Institute for War and Peace Reporting | Giving Voice, Driving Change
In 1998, during a search of the Republika Srpska Army, RSA, headquarters, Tribunal investigators confiscated over 30,000 documents.
Among them were orders for the use of trucks, buses and heavy construction machines, as well as detailed records on the amounts of oil and petrol issued and used. This information now forms part of the case against former commander of the Drina Corps, General Radislav Krstic, currently on trial for crimes committed in Srebrenica in July 1995.
The transport orders, along with intercepted radio-communications between headquarters and units of the RSA, survivors' testimonies and other confiscated military documents, are being used by the prosecution to build a comprehensive and reliable reconstruction of the events that followed the fall of the enclave on 11th July 1995.
The task of the reconstruction was assigned to Richard Butler, a US Army military-intelligence analyst. His testimony for the prosecution lasted for nine working days. (27-30 June and 17-21 July; see Tribunal Update No. 182) Last week, the prosecution presented several records of the use of vehicles which seemed to confirm evidence of the planned and organised nature of the mass executions which followed the fall of Srebrenica.
For example, on 15th July 1995 one truck is logged as having driven to a dam near Petkovci-Petkovci six times, another made the same journey four times. Survivors' testimonies and forensic investigations of the area suggest that between 800 and 1,000 Muslim prisoners were executed at the dam on the night of 14th July. Their bodies were then loaded onto trucks the next morning and taken away to be buried.
On 17th July, another truck made 10 journeys along the Zvornik - Pilice - Kula - Zvornik route. According to the testimony of former execution squad Member, Drazen Erdemovic, some 500 detainees were killed the previous day at the House of Culture in Pilice. An indeterminate number of Muslim men were also killed at a school in Kula, according to statements from survivors.
The use of construction machinery - trench-diggers and earth movers - was logged in equal detail. The Daily Records Book of Orders for the 4th Engineering Company of the Zvornik Brigade that "dredging work (was done) on the Branjevo farm" on 17th July.
Drazen Erdemovic testified that over 1,000 detained men were shot at the farm the day before. The working order records that a trench-digger and earth mover which "dug trenches" for eight and a half hours, were carried to the farm from the base in Zvornik on a big Mercedes truck.
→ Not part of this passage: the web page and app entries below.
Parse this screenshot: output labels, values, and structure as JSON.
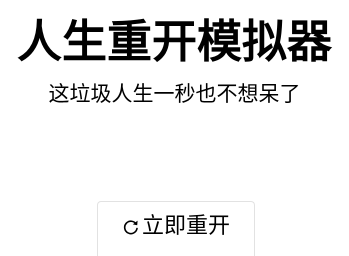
{
  "app": {
    "title": "人生重开模拟器",
    "subtitle": "这垃圾人生一秒也不想呆了"
  },
  "restart_button": {
    "label": "立即重开",
    "icon": "restart-icon"
  },
  "colors": {
    "background": "#ffffff",
    "text": "#000000",
    "button_border": "#e2e2e2"
  }
}
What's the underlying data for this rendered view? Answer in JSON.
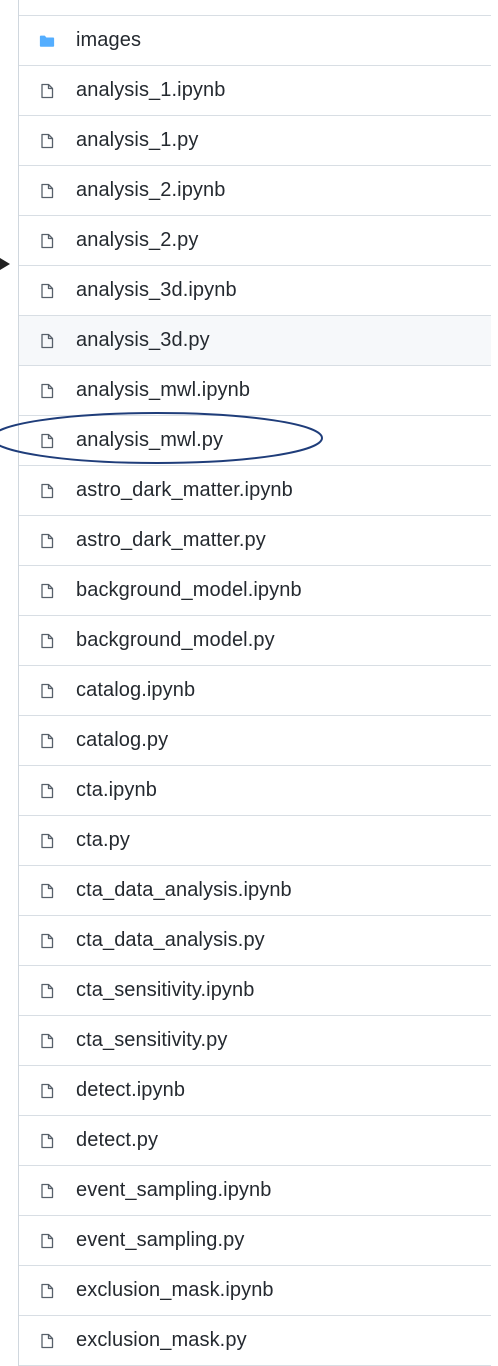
{
  "file_list": {
    "folders": [
      {
        "name": "images",
        "icon": "folder-icon"
      }
    ],
    "files": [
      {
        "name": "analysis_1.ipynb",
        "icon": "file-icon"
      },
      {
        "name": "analysis_1.py",
        "icon": "file-icon"
      },
      {
        "name": "analysis_2.ipynb",
        "icon": "file-icon"
      },
      {
        "name": "analysis_2.py",
        "icon": "file-icon"
      },
      {
        "name": "analysis_3d.ipynb",
        "icon": "file-icon"
      },
      {
        "name": "analysis_3d.py",
        "icon": "file-icon"
      },
      {
        "name": "analysis_mwl.ipynb",
        "icon": "file-icon"
      },
      {
        "name": "analysis_mwl.py",
        "icon": "file-icon"
      },
      {
        "name": "astro_dark_matter.ipynb",
        "icon": "file-icon"
      },
      {
        "name": "astro_dark_matter.py",
        "icon": "file-icon"
      },
      {
        "name": "background_model.ipynb",
        "icon": "file-icon"
      },
      {
        "name": "background_model.py",
        "icon": "file-icon"
      },
      {
        "name": "catalog.ipynb",
        "icon": "file-icon"
      },
      {
        "name": "catalog.py",
        "icon": "file-icon"
      },
      {
        "name": "cta.ipynb",
        "icon": "file-icon"
      },
      {
        "name": "cta.py",
        "icon": "file-icon"
      },
      {
        "name": "cta_data_analysis.ipynb",
        "icon": "file-icon"
      },
      {
        "name": "cta_data_analysis.py",
        "icon": "file-icon"
      },
      {
        "name": "cta_sensitivity.ipynb",
        "icon": "file-icon"
      },
      {
        "name": "cta_sensitivity.py",
        "icon": "file-icon"
      },
      {
        "name": "detect.ipynb",
        "icon": "file-icon"
      },
      {
        "name": "detect.py",
        "icon": "file-icon"
      },
      {
        "name": "event_sampling.ipynb",
        "icon": "file-icon"
      },
      {
        "name": "event_sampling.py",
        "icon": "file-icon"
      },
      {
        "name": "exclusion_mask.ipynb",
        "icon": "file-icon"
      },
      {
        "name": "exclusion_mask.py",
        "icon": "file-icon"
      }
    ],
    "hovered_file": "analysis_3d.py",
    "circled_file": "analysis_mwl.py",
    "arrow_target_file": "analysis_2.py"
  },
  "colors": {
    "text": "#24292f",
    "file_icon": "#57606a",
    "folder_icon": "#54aeff",
    "row_border": "#d8dee4",
    "hover_background": "#f6f8fa",
    "annotation_ellipse": "#1f3d7a",
    "annotation_arrow": "#222222"
  }
}
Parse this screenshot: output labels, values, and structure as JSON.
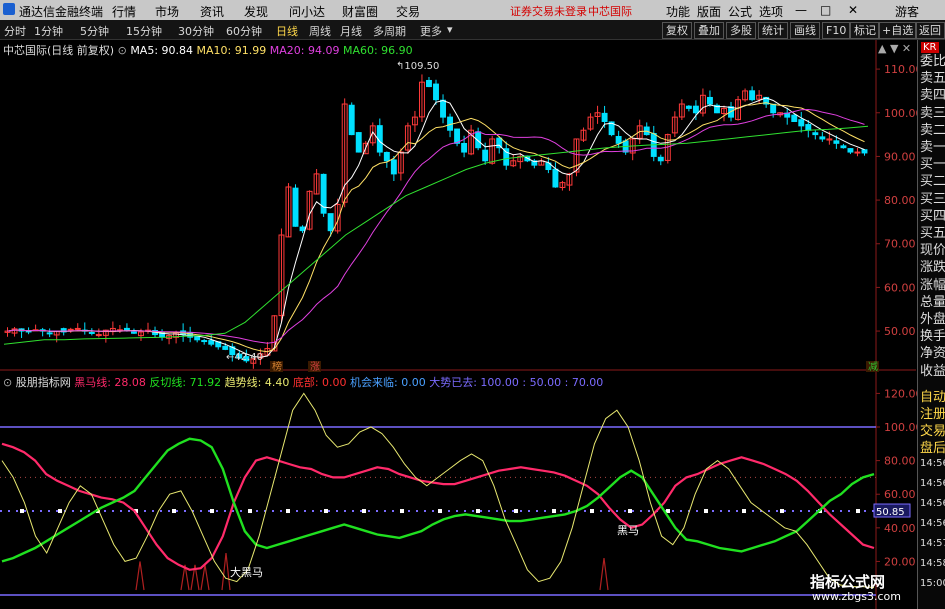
{
  "title_bar": {
    "app_title": "通达信金融终端",
    "menus": [
      "行情",
      "市场",
      "资讯",
      "发现",
      "问小达",
      "财富圈",
      "交易"
    ],
    "login_notice": "证券交易未登录",
    "stock_name": "中芯国际",
    "right_menus": [
      "功能",
      "版面",
      "公式",
      "选项"
    ],
    "guest": "游客"
  },
  "toolbar": {
    "periods": [
      "分时",
      "1分钟",
      "5分钟",
      "15分钟",
      "30分钟",
      "60分钟",
      "日线",
      "周线",
      "月线",
      "多周期",
      "更多"
    ],
    "active_period": "日线",
    "buttons": [
      "复权",
      "叠加",
      "多股",
      "统计",
      "画线",
      "F10",
      "标记",
      "+自选",
      "返回"
    ]
  },
  "main_info": {
    "stock": "中芯国际(日线 前复权)",
    "ma5": "MA5: 90.84",
    "ma10": "MA10: 91.99",
    "ma20": "MA20: 94.09",
    "ma60": "MA60: 96.90",
    "high_label": "109.50",
    "low_label": "42.40",
    "tag1": "榜",
    "tag2": "涨",
    "tag3": "减"
  },
  "indicator_info": {
    "name": "股朋指标网",
    "heima": "黑马线: 28.08",
    "fanqie": "反切线: 71.92",
    "qushi": "趋势线: 4.40",
    "dibu": "底部: 0.00",
    "jihui": "机会来临: 0.00",
    "dashi": "大势已去: 100.00 : 50.00 : 70.00",
    "label_heima": "黑马",
    "label_daheima": "大黑马",
    "current_value": "50.85"
  },
  "right_panel": {
    "kr": "KR",
    "items": [
      "委比",
      "卖五",
      "卖四",
      "卖三",
      "卖二",
      "卖一",
      "买一",
      "买二",
      "买三",
      "买四",
      "买五",
      "现价",
      "涨跌",
      "涨幅",
      "总量",
      "外盘",
      "换手",
      "净资",
      "收益"
    ],
    "bottom_items": [
      "自动",
      "注册",
      "交易",
      "盘后"
    ],
    "times": [
      "14:56",
      "14:56",
      "14:56",
      "14:56",
      "14:57",
      "14:58",
      "15:00"
    ]
  },
  "watermark": {
    "text": "指标公式网",
    "url": "www.zbgs3.com"
  },
  "colors": {
    "up": "#ff3a3a",
    "down": "#00e0ff",
    "ma5": "#ffffff",
    "ma10": "#ffe066",
    "ma20": "#e040e0",
    "ma60": "#30e030",
    "heima": "#ff2a6a",
    "fanqie": "#20e020",
    "qushi": "#e8e870",
    "dashi": "#7b6bff"
  },
  "chart_data": [
    {
      "type": "candlestick",
      "title": "中芯国际(日线 前复权)",
      "y_ticks": [
        50,
        60,
        70,
        80,
        90,
        100,
        110
      ],
      "ylim": [
        42,
        113
      ],
      "x_labels": [],
      "close": [
        50,
        50.5,
        50,
        49.8,
        50.3,
        50,
        49.5,
        50,
        49.8,
        50.4,
        50.6,
        50,
        49.6,
        49.2,
        50.2,
        50.6,
        50.3,
        50.1,
        49.5,
        49.8,
        50.2,
        49.2,
        48.6,
        49,
        49.6,
        49.2,
        48.6,
        48,
        47.6,
        47,
        46.4,
        45.8,
        44.6,
        43.8,
        43.2,
        43.6,
        44.8,
        46,
        53.5,
        72,
        83,
        74,
        73,
        82,
        86,
        77,
        73,
        79,
        102,
        95,
        91,
        93,
        97,
        91,
        89,
        86,
        91,
        97,
        99,
        107,
        106,
        103,
        99,
        96,
        93,
        91,
        96,
        92,
        89,
        94,
        92,
        88,
        89,
        90,
        89,
        88,
        89,
        87,
        83,
        84,
        86,
        94,
        96,
        99,
        100,
        98,
        95,
        93,
        91,
        94,
        97,
        95,
        90,
        89,
        95,
        99,
        102,
        101,
        100,
        104,
        102,
        100,
        101,
        99,
        103,
        105,
        103,
        104,
        102,
        100,
        100,
        99,
        98,
        97,
        96,
        95,
        94,
        94,
        93,
        92,
        91,
        91,
        90.8
      ],
      "ma60": [
        47,
        47.5,
        48,
        48,
        48.2,
        48.3,
        48.4,
        48.5,
        48.6,
        48.8,
        49,
        49.5,
        52,
        56,
        60,
        64,
        68,
        72,
        75,
        78,
        81,
        83,
        85,
        87,
        88.5,
        89.5,
        90,
        90.5,
        91,
        91.5,
        92,
        92.3,
        92.6,
        92.8,
        93,
        93.5,
        94,
        94.5,
        95,
        95.5,
        96,
        96.2,
        96.5,
        96.9
      ]
    },
    {
      "type": "line",
      "title": "股朋指标网",
      "y_ticks": [
        20,
        40,
        60,
        80,
        100,
        120
      ],
      "ylim": [
        3,
        125
      ],
      "series": [
        {
          "name": "黑马线",
          "values": [
            90,
            88,
            85,
            80,
            72,
            68,
            65,
            62,
            60,
            58,
            57,
            55,
            50,
            40,
            30,
            22,
            18,
            15,
            16,
            22,
            35,
            55,
            70,
            80,
            82,
            80,
            78,
            76,
            75,
            72,
            70,
            70,
            72,
            74,
            76,
            75,
            72,
            70,
            68,
            67,
            66,
            66,
            68,
            70,
            72,
            74,
            75,
            76,
            75,
            74,
            73,
            71,
            68,
            65,
            60,
            52,
            45,
            40,
            42,
            48,
            55,
            65,
            70,
            72,
            75,
            78,
            80,
            82,
            80,
            78,
            75,
            72,
            68,
            62,
            55,
            48,
            42,
            36,
            30,
            28
          ]
        },
        {
          "name": "反切线",
          "values": [
            20,
            22,
            25,
            28,
            32,
            36,
            40,
            44,
            48,
            52,
            55,
            58,
            62,
            70,
            78,
            86,
            90,
            93,
            92,
            88,
            75,
            55,
            38,
            30,
            28,
            30,
            32,
            34,
            36,
            38,
            40,
            42,
            40,
            38,
            36,
            35,
            34,
            36,
            38,
            42,
            45,
            47,
            48,
            47,
            46,
            45,
            44,
            44,
            45,
            46,
            47,
            48,
            50,
            53,
            58,
            64,
            70,
            74,
            70,
            60,
            50,
            40,
            33,
            32,
            30,
            28,
            27,
            26,
            28,
            30,
            32,
            35,
            38,
            44,
            50,
            56,
            60,
            66,
            70,
            72
          ]
        },
        {
          "name": "趋势线",
          "values": [
            80,
            70,
            55,
            35,
            25,
            40,
            55,
            65,
            60,
            45,
            30,
            20,
            22,
            35,
            50,
            60,
            62,
            50,
            35,
            20,
            10,
            8,
            15,
            35,
            60,
            85,
            110,
            120,
            110,
            95,
            88,
            90,
            97,
            100,
            96,
            88,
            78,
            70,
            65,
            70,
            75,
            80,
            84,
            80,
            65,
            45,
            30,
            15,
            8,
            10,
            20,
            40,
            65,
            90,
            105,
            110,
            100,
            80,
            55,
            35,
            30,
            40,
            60,
            75,
            80,
            75,
            65,
            55,
            50,
            45,
            40,
            38,
            30,
            20,
            10,
            6,
            5,
            5,
            4.4
          ]
        },
        {
          "name": "大势已去",
          "values": [
            100,
            50,
            70
          ]
        }
      ]
    }
  ]
}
Heavy machines, heaps of freshly dug earth and a piles of unburied corpses can be seen in US aerial photographs from 17th July 1995.
Butler acknowledged that the prosecution did not hold similar records of the use of vehicles, machines and fuel in September and October 1995, when a big operation to reopen the mass graves and move corpses to remote and inaccessible locations took place.
However, he pointed out that some documents could be linked with that operation, for example an order from General Mladic on 14th September 1995 approving the use of 5 tonnes of diesel fuel for "engineering works" by the Drina Corps.
Asked by the prosecutor if General Krstic could have been unaware of the opening of graves and moving of corpses, Butler replied that it was inconceivable that the Commander of the Drina Corps "could not know what was happening in his zone of responsibility for two whole months." By cross referencing the various sources of information, Butler concluded that General Krstic participated in all stages of the planning, execution and co-ordination of the RSA operations in Srebrenica and Zepa.
Indeed, in video archive of a military inspection in December 1995, the chief of general staff of the RSA, General Ratko Mladic, can be seen congratulating members of the Drina Corps on their victory over "Muslim gladiators" in Srebrenica and Zepa. On 13th July 1995, two days after the fall of Srebrenica, General Krstic was promoted from chief of staff to commander of the Drina Corps.
As the video footage was shown, the prosecution abandoned the usual practice of not revealing in public who else might be subject to investigation. Butler was asked directly if he saw any other people in the footage - apart from Generals Mladic and Krstic - who were relevant to the Srebrenica investigation.
Butler then identified Captain, Milan Jolovic, commander of the special "Wolves of the Drina" unit, along with Colonel Ljuba Beara, security chief at the RSA headquarters. In an intercepted communication, Colonel Beara was heard asking General Krstic to send him 15-20 people urgently, as he still had 3,500 "packages" left to "distribute." The prosecution decoded the "packages" as detained Muslims and "distribution" as execution.
- Europe & Eurasia
- Latin America
- Middle East & North Africa
- Focus Pages
- Training & Resources
- Print Publications
- IWPR Spotlight
As coronavirus sweeps the globe, IWPR’s network of local reporters, activists and analysts are examining the economic, social and political impact of this era-defining pandemic.